. . . . . is not worth living”. So said Socrates one of the founders of western philosophy (469-399BCE). He lived up to his own teaching, and was ready to pay the price for delivering it. He was a gentle and humble man, but lived in turbulent times.
He was critical of the democratic rule of the city of Athens where he lived. He said that a ‘numbers majority’ does not guarantee the wisdom needed to create a just and virtuous society. The wisdom needed would be found only by ‘lovers of wisdom’, who by definition are the philosophers.
Socrates’ philosophy was based on questioning people about their hidden assumptions and their claims to certainty. He made people think a bit more deeply about what they said they believed, and the practices they followed.
He made no claims about having arrived himself at any ultimate destination. It was the necessity for free thought, and the pursuit of wisdom that was all-important. Of himself he said “I only know that I know nothing” – and so he was open to discovering truth from wherever it came; and following wherever it led. And on that basis he was judged to be the wisest man in Greece.
For Socrates, the big question was not knowing about the world we live in: but rather about knowing ourselves. In this respect his teaching was like that of Jesus of Nazareth, who came 400 years later. Both had serious questions to raise about the popular religion of the times: neither of them wrote anything down, and yet their influence has been widespread: and they were both put to death for the radical nature of their teaching.

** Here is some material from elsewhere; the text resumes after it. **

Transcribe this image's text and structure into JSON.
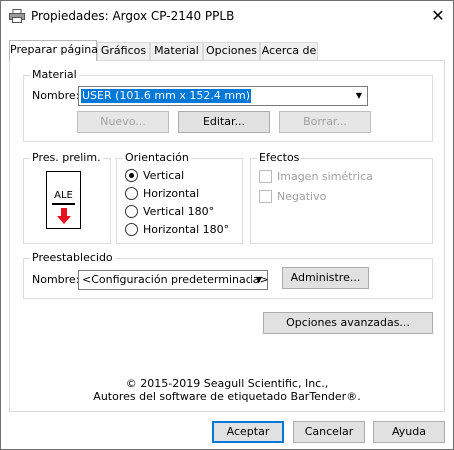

Socrates urged people to examine their lives, and get to know themselves more honestly: Jesus told people to look for the presence of the kingdom of God that is within.